by L.J. Sellers, author of provocative mysteries & thrillers
Gary has quietly become one of the bestselling indie authors on Amazon. His Nick Bracco series has consistently high ratings, and all three novels are consistently on Amazon's top 100 police procedural list. As an author, I know how hard that consistency is to achieve on Amazon. When I asked Gary what his secret was, he said it’s because his books come up as “also boughts” with many other authors. That means a lot of different readers are willing to try him out. Which is why I’m bringing him to your attention today. Great writing, great stories, and great prices.
In addition, the third book in his series, A Touch of Greed, is free on Amazon today and tomorrow. Grab it while you can. The first two books, A Touch of Deceit and A Touch of Revenge, are only $.99 and $2.99. If you like fast-paced FBI thrillers, add these to your reading list.
Here are few thoughts from the author:
A: I think deep down I always knew Nick was a keeper. At its core, the series is really a modern day Butch Cassidy and the Sundance Kidd. Only they carry credentials. I've never really said this out loud before and never heard anyone ever make the connection, but that's really the truth. I don't even think Nick throws a punch until the third book. His partner Matt McColm is the FBI's sharpshooting champion three years running, so he's the one doing all the damage. Nick is the brains and Matt is the enforcer. Not that Matt is dense, he's just quick with a pistol.

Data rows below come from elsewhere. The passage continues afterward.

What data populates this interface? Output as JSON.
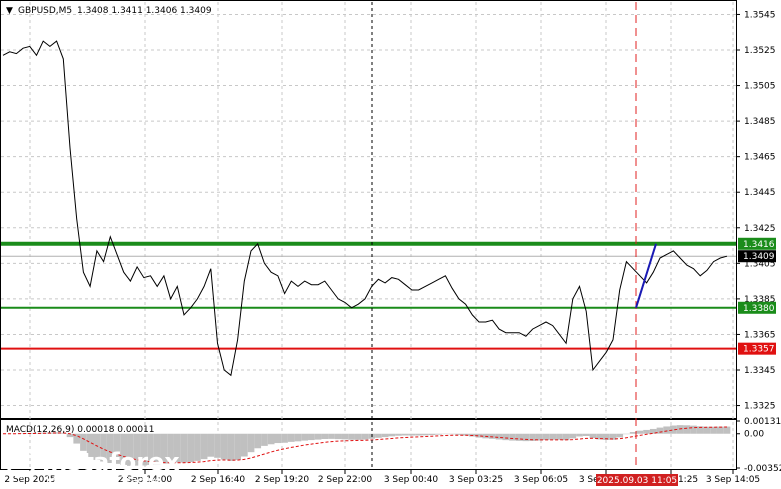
{
  "header": {
    "arrow": "▼",
    "symbol": "GBPUSD,M5",
    "ohlc": "1.3408 1.3411 1.3406 1.3409"
  },
  "macd": {
    "label": "MACD(12,26,9) 0.00018 0.00011",
    "axis_labels": [
      "0.00131",
      "0.00",
      "-0.00352"
    ]
  },
  "price_axis_labels": [
    "1.3545",
    "1.3525",
    "1.3505",
    "1.3485",
    "1.3465",
    "1.3445",
    "1.3425",
    "1.3405",
    "1.3385",
    "1.3365",
    "1.3345",
    "1.3325"
  ],
  "levels": [
    {
      "name": "upper-green-level",
      "value": 1.3416,
      "label": "1.3416",
      "color": "#1a8c1a",
      "thick": true
    },
    {
      "name": "lower-green-level",
      "value": 1.338,
      "label": "1.3380",
      "color": "#1a8c1a",
      "thick": false
    },
    {
      "name": "red-level",
      "value": 1.3357,
      "label": "1.3357",
      "color": "#e01010",
      "thick": false
    }
  ],
  "current_price": {
    "value": 1.3409,
    "label": "1.3409"
  },
  "time_labels": [
    "2 Sep 2025",
    "2 Sep 14:00",
    "2 Sep 16:40",
    "2 Sep 19:20",
    "2 Sep 22:00",
    "3 Sep 00:40",
    "3 Sep 03:25",
    "3 Sep 06:05",
    "3 Sep 08:45",
    "3 Sep 11:25",
    "3 Sep 14:05"
  ],
  "highlight_time_label": "2025.09.03 11:05",
  "watermark": {
    "brand": "instaforex",
    "tagline": "Instant Forex Trading"
  },
  "colors": {
    "price_line": "#000000",
    "signal_line": "#1a1ab4",
    "grid": "#c8c8c8",
    "macd_hist": "#c0c0c0",
    "macd_signal": "#e01010",
    "highlight_tag": "#d02020",
    "vertical_marker": "#e02020"
  },
  "chart_data": {
    "type": "line",
    "title": "GBPUSD,M5",
    "ylim": [
      1.3318,
      1.3552
    ],
    "y_ticks": [
      1.3545,
      1.3525,
      1.3505,
      1.3485,
      1.3465,
      1.3445,
      1.3425,
      1.3405,
      1.3385,
      1.3365,
      1.3345,
      1.3325
    ],
    "x_tick_labels": [
      "2 Sep 2025",
      "2 Sep 14:00",
      "2 Sep 16:40",
      "2 Sep 19:20",
      "2 Sep 22:00",
      "3 Sep 00:40",
      "3 Sep 03:25",
      "3 Sep 06:05",
      "3 Sep 08:45",
      "3 Sep 11:25",
      "3 Sep 14:05"
    ],
    "series": [
      {
        "name": "GBPUSD,M5",
        "values": [
          1.3522,
          1.3524,
          1.3523,
          1.3526,
          1.3527,
          1.3522,
          1.353,
          1.3527,
          1.353,
          1.352,
          1.347,
          1.343,
          1.34,
          1.3392,
          1.3412,
          1.3406,
          1.342,
          1.341,
          1.34,
          1.3395,
          1.3403,
          1.3397,
          1.3398,
          1.3392,
          1.3398,
          1.3385,
          1.3392,
          1.3376,
          1.338,
          1.3385,
          1.3392,
          1.3402,
          1.336,
          1.3345,
          1.3342,
          1.3362,
          1.3395,
          1.3412,
          1.3416,
          1.3405,
          1.34,
          1.3398,
          1.3388,
          1.3395,
          1.3392,
          1.3395,
          1.3393,
          1.3393,
          1.3395,
          1.339,
          1.3385,
          1.3383,
          1.338,
          1.3382,
          1.3385,
          1.3392,
          1.3396,
          1.3394,
          1.3397,
          1.3396,
          1.3393,
          1.339,
          1.339,
          1.3392,
          1.3394,
          1.3396,
          1.3398,
          1.3391,
          1.3385,
          1.3382,
          1.3376,
          1.3372,
          1.3372,
          1.3373,
          1.3368,
          1.3366,
          1.3366,
          1.3366,
          1.3364,
          1.3368,
          1.337,
          1.3372,
          1.337,
          1.3365,
          1.336,
          1.3385,
          1.3392,
          1.3378,
          1.3345,
          1.335,
          1.3355,
          1.3362,
          1.339,
          1.3406,
          1.3402,
          1.3398,
          1.3394,
          1.34,
          1.3408,
          1.341,
          1.3412,
          1.3408,
          1.3404,
          1.3402,
          1.3398,
          1.3401,
          1.3406,
          1.3408,
          1.3409
        ]
      },
      {
        "name": "signal-segment",
        "from": 1.338,
        "to": 1.3416
      }
    ],
    "macd_series": {
      "name": "MACD(12,26,9)",
      "macd": 0.00018,
      "signal": 0.00011,
      "ylim": [
        -0.00352,
        0.00131
      ]
    },
    "grid": true
  }
}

Q: Do you ever get tired of writing about the same character, and what steps do you a take to keep Nick fresh?
A: Nick Bracco has PTSD, a cousin in the mafia, and a wife who wants him to leave the Bureau. That right there is enough material to keep me going for the rest of my life. I don't think I'll ever run out different ways to keep him in trouble. The only thing I'll ever run out of is time to write the next thriller.
Q: In your author bio, you talk about the five year period it took to write A Touch of Deceit. What’s your writing process, and how have you refined it as you’ve moved forward?
A: I've always worked with a writers critique group where we exchange each other's chapters and line edit our work. Once the novel is complete, I send it out to my beta readers who give me their input, then it's off to my editor who goes through it word-for-word to eliminate any grammatical errors. At the end of the day, it's about the quality of the writing. No one cares how clever your plot is if you can't keep the scene interesting and the five senses involved with every page. The reader needs to smell and hear and feel the emotion of the characters or everything else is nonsense.
Q: You’ve had considerable critical success writing short stories in addition to novels. Do you prefer one over the other, and if so, why?
A: Short stories are one night stands; a romp in the sack with a woman you met at a wedding when you were twenty-five. It's quick and over fast. Instant gratification. A novel is a long-term relationship, sometimes involving therapy. It's messy and intimate and ultimately more rewarding. But every now and then I'll write a short story just to keep my libido working properly.
Q: What are you working on next?
A: I've been asked to collaborate with some talented writers, including Rick Murcer, Dani Amore and Lawrence Kelter, to write a collection of short stories. Each of us will write a story about a murder which has taken place on a beach somewhere around the globe. It should be fun. Also, I have a psychological thriller which will be released sometime over the summer, then on to Nick Bracco # 4. Not sure of the title just yet, but I'm guessing the first three words will be "A Touch of . . . "